=== GOAL OF THE EXERCISE ===
Every entry below is to be copied exactly, with nothing left out.

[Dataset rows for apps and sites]

☆ ☆ ☆ ☆ ☆

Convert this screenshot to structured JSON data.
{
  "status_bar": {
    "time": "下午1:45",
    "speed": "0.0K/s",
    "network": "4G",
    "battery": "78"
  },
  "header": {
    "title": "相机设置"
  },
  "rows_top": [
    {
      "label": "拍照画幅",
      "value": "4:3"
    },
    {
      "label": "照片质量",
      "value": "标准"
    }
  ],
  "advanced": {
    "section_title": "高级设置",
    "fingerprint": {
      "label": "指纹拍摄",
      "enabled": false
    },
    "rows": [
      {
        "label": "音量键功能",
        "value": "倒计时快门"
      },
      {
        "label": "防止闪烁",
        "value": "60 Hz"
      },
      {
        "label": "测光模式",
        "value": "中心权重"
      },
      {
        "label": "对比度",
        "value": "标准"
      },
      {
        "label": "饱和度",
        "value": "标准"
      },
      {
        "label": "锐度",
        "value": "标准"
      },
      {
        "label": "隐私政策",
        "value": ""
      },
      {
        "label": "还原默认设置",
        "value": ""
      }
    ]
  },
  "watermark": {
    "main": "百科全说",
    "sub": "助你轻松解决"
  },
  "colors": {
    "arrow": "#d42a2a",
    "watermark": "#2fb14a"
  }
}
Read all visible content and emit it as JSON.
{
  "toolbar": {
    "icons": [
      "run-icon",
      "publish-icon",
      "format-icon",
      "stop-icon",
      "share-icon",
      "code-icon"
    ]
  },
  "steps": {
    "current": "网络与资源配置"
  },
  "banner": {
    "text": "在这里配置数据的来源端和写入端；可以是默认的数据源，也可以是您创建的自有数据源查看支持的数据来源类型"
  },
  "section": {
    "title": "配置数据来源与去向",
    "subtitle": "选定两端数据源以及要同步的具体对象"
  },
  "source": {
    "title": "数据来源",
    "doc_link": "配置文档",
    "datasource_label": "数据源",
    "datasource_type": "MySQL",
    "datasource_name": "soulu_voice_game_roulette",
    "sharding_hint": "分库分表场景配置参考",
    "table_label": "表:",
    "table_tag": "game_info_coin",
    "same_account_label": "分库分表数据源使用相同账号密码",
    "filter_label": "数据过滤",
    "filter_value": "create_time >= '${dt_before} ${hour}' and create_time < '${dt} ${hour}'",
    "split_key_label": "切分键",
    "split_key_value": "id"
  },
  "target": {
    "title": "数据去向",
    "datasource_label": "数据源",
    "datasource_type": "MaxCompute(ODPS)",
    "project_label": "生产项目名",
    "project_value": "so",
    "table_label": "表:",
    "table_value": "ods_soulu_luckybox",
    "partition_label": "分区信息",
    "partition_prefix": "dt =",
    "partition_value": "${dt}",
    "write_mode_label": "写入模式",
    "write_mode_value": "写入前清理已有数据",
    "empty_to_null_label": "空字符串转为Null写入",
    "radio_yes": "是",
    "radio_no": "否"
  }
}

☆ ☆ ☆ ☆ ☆

=== RESULT OF THIS EXERCISE ===
Convert this screenshot to structured JSON data.
{
  "status_bar": {
    "time": "下午1:45",
    "speed": "0.0K/s",
    "network": "4G",
    "battery": "78"
  },
  "header": {
    "title": "相机设置"
  },
  "rows_top": [
    {
      "label": "拍照画幅",
      "value": "4:3"
    },
    {
      "label": "照片质量",
      "value": "标准"
    }
  ],
  "advanced": {
    "section_title": "高级设置",
    "fingerprint": {
      "label": "指纹拍摄",
      "enabled": false
    },
    "rows": [
      {
        "label": "音量键功能",
        "value": "倒计时快门"
      },
      {
        "label": "防止闪烁",
        "value": "60 Hz"
      },
      {
        "label": "测光模式",
        "value": "中心权重"
      },
      {
        "label": "对比度",
        "value": "标准"
      },
      {
        "label": "饱和度",
        "value": "标准"
      },
      {
        "label": "锐度",
        "value": "标准"
      },
      {
        "label": "隐私政策",
        "value": ""
      },
      {
        "label": "还原默认设置",
        "value": ""
      }
    ]
  },
  "watermark": {
    "main": "百科全说",
    "sub": "助你轻松解决"
  },
  "colors": {
    "arrow": "#d42a2a",
    "watermark": "#2fb14a"
  }
}
Read all visible content and emit it as JSON.
{
  "toolbar": {
    "icons": [
      "run-icon",
      "publish-icon",
      "format-icon",
      "stop-icon",
      "share-icon",
      "code-icon"
    ]
  },
  "steps": {
    "current": "网络与资源配置"
  },
  "banner": {
    "text": "在这里配置数据的来源端和写入端；可以是默认的数据源，也可以是您创建的自有数据源查看支持的数据来源类型"
  },
  "section": {
    "title": "配置数据来源与去向",
    "subtitle": "选定两端数据源以及要同步的具体对象"
  },
  "source": {
    "title": "数据来源",
    "doc_link": "配置文档",
    "datasource_label": "数据源",
    "datasource_type": "MySQL",
    "datasource_name": "soulu_voice_game_roulette",
    "sharding_hint": "分库分表场景配置参考",
    "table_label": "表:",
    "table_tag": "game_info_coin",
    "same_account_label": "分库分表数据源使用相同账号密码",
    "filter_label": "数据过滤",
    "filter_value": "create_time >= '${dt_before} ${hour}' and create_time < '${dt} ${hour}'",
    "split_key_label": "切分键",
    "split_key_value": "id"
  },
  "target": {
    "title": "数据去向",
    "datasource_label": "数据源",
    "datasource_type": "MaxCompute(ODPS)",
    "project_label": "生产项目名",
    "project_value": "so",
    "table_label": "表:",
    "table_value": "ods_soulu_luckybox",
    "partition_label": "分区信息",
    "partition_prefix": "dt =",
    "partition_value": "${dt}",
    "write_mode_label": "写入模式",
    "write_mode_value": "写入前清理已有数据",
    "empty_to_null_label": "空字符串转为Null写入",
    "radio_yes": "是",
    "radio_no": "否"
  }
}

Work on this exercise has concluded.